New York AG Sues Utica Schools Over Refugee Segregation


A school district in upstate New York has been accused of discrimination against older immigrant students by pushing them into dead-end programs, according to the state’s attorney general.

A federal civil rights lawsuit was announced earlier this week by Attorney General Eric Schneiderman against the Utica City School District that accuses the district of segregating and denying equal educational access to immigrant and refugee students.

According to the lawsuit, the district has been steering students age 16 and older away from Proctor High School, pushing them instead into alternative programs located in separate buildings referred to as “academic dead-ends,” where they are unable to obtain a diploma and do not have access to activities such as gym, art, and music, and extra-curricular activities, writes Rick Karlin for The Times Union.

The attorney general’s office said doing so has resulted in many of the immigrant students to either “age out” or drop out of the school system before they can obtain a high school diploma.

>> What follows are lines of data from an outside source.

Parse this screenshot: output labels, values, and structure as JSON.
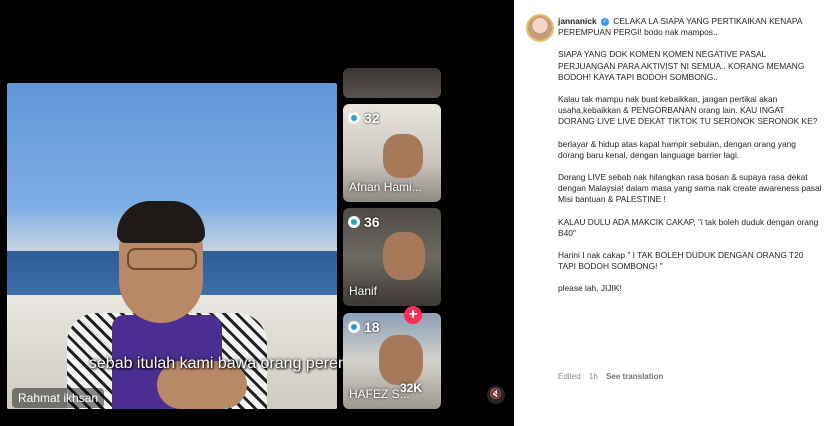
{
  "video": {
    "subtitle": "sebab itulah kami bawa orang perempuan kami",
    "host_name": "Rahmat ikhsan",
    "tiles": [
      {
        "name": "",
        "viewers": ""
      },
      {
        "name": "Afnan Hami...",
        "viewers": "32"
      },
      {
        "name": "Hanif",
        "viewers": "36"
      },
      {
        "name": "HAFEZ S...",
        "viewers": "18"
      }
    ],
    "total_count": "32K",
    "add_symbol": "+",
    "mute_symbol": "🔇"
  },
  "post": {
    "username": "jannanick",
    "verified_symbol": "✓",
    "lines": [
      "CELAKA LA SIAPA YANG PERTIKAIKAN KENAPA PEREMPUAN PERGI! bodo nak mampos..",
      "SIAPA YANG DOK KOMEN KOMEN NEGATIVE PASAL PERJUANGAN PARA AKTIVIST NI SEMUA.. KORANG MEMANG BODOH! KAYA TAPI BODOH SOMBONG..",
      "Kalau tak mampu nak buat kebaikkan, jangan pertikai akan usaha,kebaikkan & PENGORBANAN orang lain. KAU INGAT DORANG LIVE LIVE DEKAT TIKTOK TU SERONOK SERONOK KE?",
      "berlayar & hidup atas kapal hampir sebulan, dengan orang yang dorang baru kenal, dengan language barrier lagi.",
      "Dorang LIVE sebab nak hilangkan rasa bosan & supaya rasa dekat dengan Malaysia! dalam masa yang sama nak create awareness pasal Misi bantuan & PALESTINE !",
      "KALAU DULU ADA MAKCIK CAKAP, \"i tak boleh duduk dengan orang B40\"",
      "Harini I nak cakap \" I TAK BOLEH DUDUK DENGAN ORANG T20 TAPI BODOH SOMBONG! \"",
      "please lah, JIJIK!"
    ],
    "edited": "Edited",
    "time": "1h",
    "see_translation": "See translation"
  }
}
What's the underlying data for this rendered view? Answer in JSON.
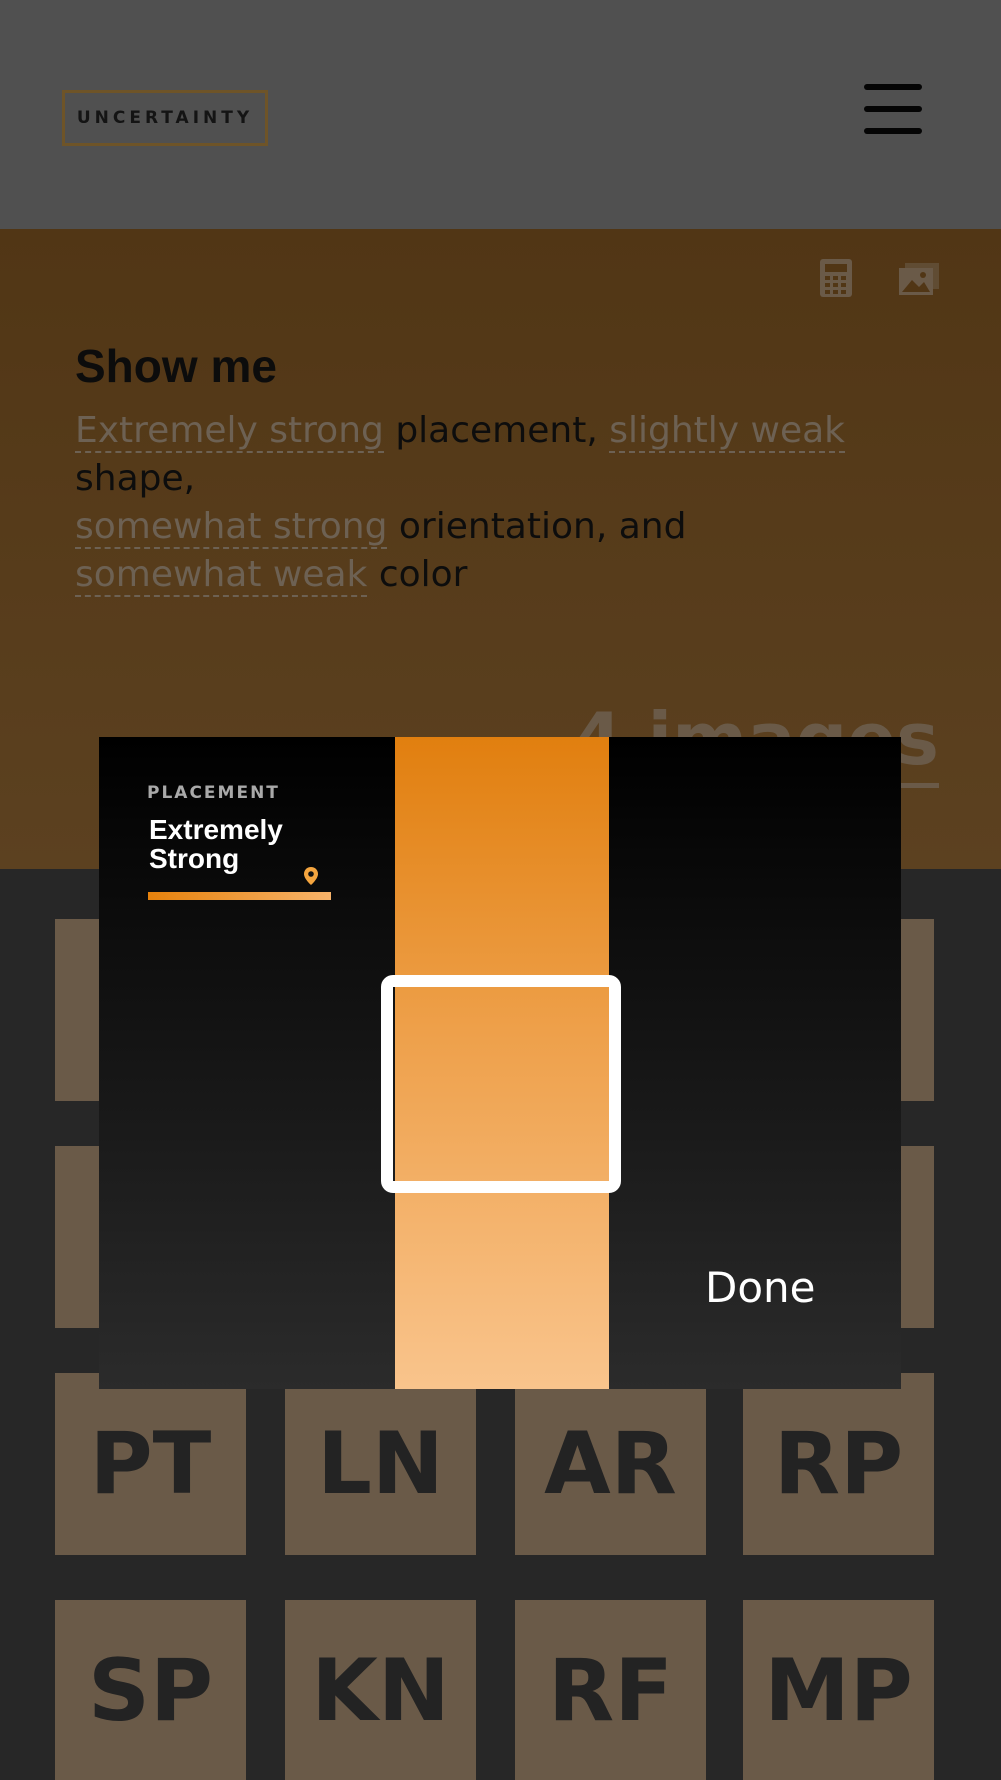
{
  "header": {
    "brand": "UNCERTAINTY",
    "menu_icon": "hamburger-menu-icon"
  },
  "hero": {
    "calc_icon": "calculator-icon",
    "image_icon": "image-icon",
    "title": "Show me",
    "sentence": {
      "level_placement": "Extremely strong",
      "text_placement": " placement, ",
      "level_shape": "slightly weak",
      "text_shape": " shape, ",
      "level_orientation": "somewhat strong",
      "text_orientation": " orientation, and ",
      "level_color": "somewhat weak",
      "text_color": " color"
    },
    "image_count": "4 images"
  },
  "grid": {
    "tiles": [
      "PT",
      "LN",
      "AR",
      "RP",
      "SP",
      "KN",
      "RF",
      "MP"
    ]
  },
  "picker": {
    "label": "PLACEMENT",
    "value": "Extremely Strong",
    "pin_icon": "location-pin-icon",
    "done_label": "Done",
    "level": "Extremely Strong",
    "colors": {
      "strip_top": "#e17f0f",
      "strip_bottom": "#f9c48c",
      "hero_bg": "#533816",
      "tile_bg": "#6a5a48"
    }
  }
}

“School districts cannot place arbitrary impediments and barriers in the way of immigrants and refugees who have struggled to achieve a better life for themselves and their families,” said Schneiderman.

Schneiderman went on to say that immigrant students in the district had been treated differently than other students from the time of enrollment, having been separated from the student body as much as possible.

In order to enroll, Utica schools require students with limited English skills to hand over immigrant documents to prove their age.  Students who are older than 16 years of age are then sent to alternative programs separate from the general student population.

The district uses this practice with new refugee students as well as those arriving from high schools in other states.

Schneiderman argues that the alternative programs do not allow students to earn credits toward a high school diploma.  In addition, he said the students spend as much as two years only learning basic language skills.

Lunch times and buses were also kept separate from other students.

However, Superintendent Bruce Karam maintains there is no truth to the claims and that there are currently over 200 English language learners between the ages of 17 and 21 enrolled in the high school.

State Assemblyman Anthony Brindisi (D) said the lawsuit brought on by Schneiderman is in response to participation by the Utica school district in a lawsuit against the state along with seven other school districts who claim the education funding formula in the state is unfair.

Brindisi went on to say that the district does not have the money necessary to provide the high-quality education the state expects, but it continues to educate the entire student population, including many students with disabilities and English language learners.

Meanwhile, Schneiderman states that the act of segregating immigrants by the district is in conflict with a law requiring the public school system to offer an equal education to students through age 21.  He added that the district is also in violation of State Education Department guidelines that suggest school districts refrain from asking about immigrant status, reports Julie McMahon for

Schneiderman said that the city has one of the highest percentages of limited English households in the state.